**What the task asks**
Report the number of lines in the records below that hold "electrònic", and leave out everything else.

----- Material for this exercise -----

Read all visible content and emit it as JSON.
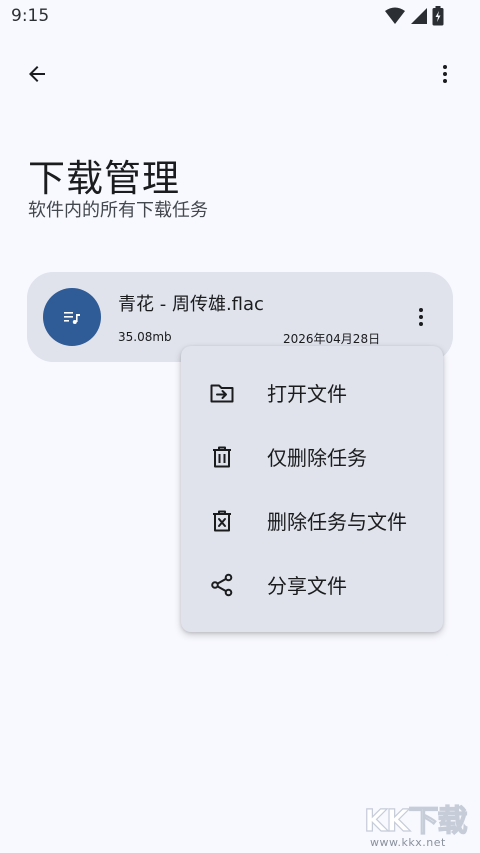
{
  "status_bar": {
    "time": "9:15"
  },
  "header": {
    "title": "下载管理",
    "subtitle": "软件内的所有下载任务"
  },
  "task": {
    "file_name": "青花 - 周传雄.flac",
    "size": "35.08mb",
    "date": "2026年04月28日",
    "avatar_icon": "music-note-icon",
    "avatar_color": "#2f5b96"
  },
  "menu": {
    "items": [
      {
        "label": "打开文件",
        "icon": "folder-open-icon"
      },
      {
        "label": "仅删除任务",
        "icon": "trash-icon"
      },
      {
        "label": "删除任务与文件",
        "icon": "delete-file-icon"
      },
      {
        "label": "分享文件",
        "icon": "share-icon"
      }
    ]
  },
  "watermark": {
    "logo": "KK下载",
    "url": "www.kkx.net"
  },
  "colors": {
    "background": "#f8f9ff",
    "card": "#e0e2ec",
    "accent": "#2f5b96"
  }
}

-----
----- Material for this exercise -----

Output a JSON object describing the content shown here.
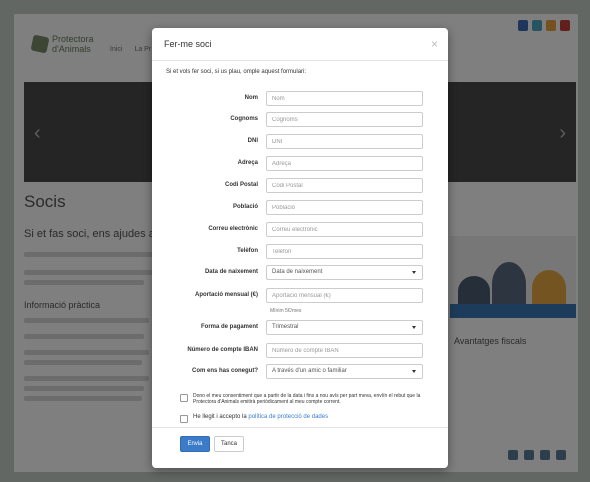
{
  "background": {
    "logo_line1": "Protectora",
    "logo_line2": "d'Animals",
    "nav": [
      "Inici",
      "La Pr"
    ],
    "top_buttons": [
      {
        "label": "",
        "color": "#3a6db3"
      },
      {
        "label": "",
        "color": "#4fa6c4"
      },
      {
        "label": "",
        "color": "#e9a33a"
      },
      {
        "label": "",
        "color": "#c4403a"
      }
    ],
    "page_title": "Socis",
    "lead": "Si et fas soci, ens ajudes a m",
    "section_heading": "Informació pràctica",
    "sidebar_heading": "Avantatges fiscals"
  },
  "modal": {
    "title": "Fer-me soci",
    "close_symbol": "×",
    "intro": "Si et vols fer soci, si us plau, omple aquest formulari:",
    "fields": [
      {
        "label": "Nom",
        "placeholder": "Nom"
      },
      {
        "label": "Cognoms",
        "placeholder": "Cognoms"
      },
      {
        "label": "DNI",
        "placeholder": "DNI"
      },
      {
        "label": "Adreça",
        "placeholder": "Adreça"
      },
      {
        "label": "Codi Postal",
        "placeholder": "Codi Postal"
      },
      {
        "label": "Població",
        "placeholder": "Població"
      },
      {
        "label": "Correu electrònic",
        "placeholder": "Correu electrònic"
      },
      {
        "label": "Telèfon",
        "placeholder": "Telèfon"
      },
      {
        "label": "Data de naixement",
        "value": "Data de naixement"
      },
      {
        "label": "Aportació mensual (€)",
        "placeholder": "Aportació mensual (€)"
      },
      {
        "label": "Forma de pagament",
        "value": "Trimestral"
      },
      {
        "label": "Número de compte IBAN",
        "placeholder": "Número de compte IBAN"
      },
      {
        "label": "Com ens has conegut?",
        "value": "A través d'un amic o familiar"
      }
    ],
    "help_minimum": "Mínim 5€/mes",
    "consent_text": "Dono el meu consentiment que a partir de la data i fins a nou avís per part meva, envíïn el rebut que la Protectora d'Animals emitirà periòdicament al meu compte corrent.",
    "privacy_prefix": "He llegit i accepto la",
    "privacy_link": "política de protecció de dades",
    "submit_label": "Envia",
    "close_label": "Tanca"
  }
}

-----

**Response to this exercise**
2